At the beginning of the session, protesters aired grievances that they wanted to raise at the candidates' headquarters this week, and then attendees split into groups by candidate. The issues included ending the war in Afghanistan, campaign finance reform and higher education and health care costs, amongst other hot topics.
David Goodner is one of the organizers of the event, and he said protestors will go to the candidate they have "the most beef with." Protestors will return to their temporary headquarters in East Des Moines every morning at 10 a.m. this week before they head out to sit outside the offices. Goodner explained it's not just candidates' office that will be targeted.
"It could be blockading the doors at Wells Fargo to try to shut down the largest mortgage lender in the country who has their headquarters in Des Moines, Iowa," Goodner said. "It's really up the people in this room to decide what form their protest will take, but those are … some of the tactics that are on the table."
In what should be relief to caucus-goers here, Occupy the Caucuses has pledged to be non-violent and not to disrupt the actual caucuses that are one week away. At the end of the event, which drew young and old and was titled the People's Caucus, the crowd made a verbal pledge to stay nonviolent, although Goodner added they may target campaign parties in Des Moines on caucus night.
"We're not going to interfere or interrupt the caucuses because our targets are Wall Street, big corporations, and the politicians that carry the water for them - not every day voters," Goodner said.

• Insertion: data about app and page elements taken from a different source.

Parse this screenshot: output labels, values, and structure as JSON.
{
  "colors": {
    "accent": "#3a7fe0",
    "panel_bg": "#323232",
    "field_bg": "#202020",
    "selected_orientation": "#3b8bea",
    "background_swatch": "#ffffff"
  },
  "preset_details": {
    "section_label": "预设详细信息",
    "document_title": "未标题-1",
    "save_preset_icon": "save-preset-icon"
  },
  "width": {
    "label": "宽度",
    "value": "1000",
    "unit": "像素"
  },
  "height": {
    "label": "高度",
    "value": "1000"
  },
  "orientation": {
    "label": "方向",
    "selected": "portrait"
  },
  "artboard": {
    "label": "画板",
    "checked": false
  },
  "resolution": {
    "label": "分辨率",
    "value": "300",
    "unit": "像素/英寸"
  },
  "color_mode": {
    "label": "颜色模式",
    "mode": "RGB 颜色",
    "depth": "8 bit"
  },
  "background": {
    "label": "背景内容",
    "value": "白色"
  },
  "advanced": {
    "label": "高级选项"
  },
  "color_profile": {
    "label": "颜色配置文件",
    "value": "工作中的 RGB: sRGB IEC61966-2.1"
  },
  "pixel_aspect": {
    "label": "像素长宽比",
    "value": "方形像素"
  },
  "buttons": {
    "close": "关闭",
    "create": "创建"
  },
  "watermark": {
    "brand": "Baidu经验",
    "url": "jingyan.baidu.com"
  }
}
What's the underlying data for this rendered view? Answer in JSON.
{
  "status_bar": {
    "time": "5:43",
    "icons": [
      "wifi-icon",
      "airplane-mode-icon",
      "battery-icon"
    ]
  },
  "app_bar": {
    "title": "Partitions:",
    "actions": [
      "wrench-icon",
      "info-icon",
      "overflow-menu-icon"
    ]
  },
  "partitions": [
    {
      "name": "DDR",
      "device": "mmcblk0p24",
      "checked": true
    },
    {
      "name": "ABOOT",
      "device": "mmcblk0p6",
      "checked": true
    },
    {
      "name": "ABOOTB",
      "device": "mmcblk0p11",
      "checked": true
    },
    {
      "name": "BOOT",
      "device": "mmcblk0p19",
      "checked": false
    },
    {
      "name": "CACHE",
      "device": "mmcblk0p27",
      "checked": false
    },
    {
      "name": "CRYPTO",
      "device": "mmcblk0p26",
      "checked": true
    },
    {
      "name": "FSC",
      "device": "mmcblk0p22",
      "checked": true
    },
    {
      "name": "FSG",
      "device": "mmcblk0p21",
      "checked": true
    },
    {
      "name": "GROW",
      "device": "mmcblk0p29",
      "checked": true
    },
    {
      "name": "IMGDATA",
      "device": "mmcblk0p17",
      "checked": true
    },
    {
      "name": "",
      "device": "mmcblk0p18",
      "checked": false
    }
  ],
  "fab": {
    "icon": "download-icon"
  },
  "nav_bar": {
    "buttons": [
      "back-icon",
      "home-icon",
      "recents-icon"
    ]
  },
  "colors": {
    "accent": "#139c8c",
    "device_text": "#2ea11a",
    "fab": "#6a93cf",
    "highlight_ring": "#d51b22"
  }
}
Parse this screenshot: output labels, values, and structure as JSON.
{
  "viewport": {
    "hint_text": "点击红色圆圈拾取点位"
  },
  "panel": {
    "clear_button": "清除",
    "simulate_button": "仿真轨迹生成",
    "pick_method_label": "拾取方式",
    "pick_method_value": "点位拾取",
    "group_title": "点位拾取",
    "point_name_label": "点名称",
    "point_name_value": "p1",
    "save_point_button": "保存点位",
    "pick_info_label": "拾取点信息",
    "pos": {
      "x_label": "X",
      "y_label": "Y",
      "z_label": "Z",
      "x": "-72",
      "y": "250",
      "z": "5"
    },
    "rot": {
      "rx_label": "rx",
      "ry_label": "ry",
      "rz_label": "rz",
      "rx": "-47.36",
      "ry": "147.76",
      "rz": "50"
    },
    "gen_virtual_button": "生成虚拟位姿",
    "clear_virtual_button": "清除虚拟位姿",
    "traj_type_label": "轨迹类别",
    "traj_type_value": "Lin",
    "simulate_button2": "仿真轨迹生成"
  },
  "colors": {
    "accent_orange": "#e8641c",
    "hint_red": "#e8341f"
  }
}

"The biggest group that got a crowd to protest a candidate was actually President Obama. Goodner said a lot of the people there have "some serious issues with the Democratic party and President Obama."
Despite the call not to disrupt the caucus process, several people spoke about how they were planning on attending next week's caucus and just changing registration to Republican once they got there, a simple part of the caucus.
Shawn Head chose Mitt Romney's group and will be protesting outside of his headquarters this week. Head said he picked Romney because he sees the former Massachusetts governor as a "frontrunner" and because "he seems to take the most money from Wall Street."
Many of the protestors said they were willing to be arrested in order to stay camped out outside the candidates' headquarters this week.
Several of the attendees said they would change over registration to Republican so they can also caucus next week. All of them said that they wanted to make sure their grievances and issues were represented, but Head acknowledged there might be others that get more worked up at the caucuses.
"There are definitely people in our neighborhood that are more outspoken and have been affected by some policies, especially from the Republican side, so I think that there could be people that are very outspoken," Head said.
Organizers said most attendees were from Iowa and the Midwest, but Sean Glenn, a 20-year-old from Simbury, Conn. was in town for Christmas and decided to protest. She will be camped out outside Michele Bachmann's office in Urbandale.
"I chose Bachmann because I don't like how she represents women," Glenn said. "I don't like her being out here representing me and what I need."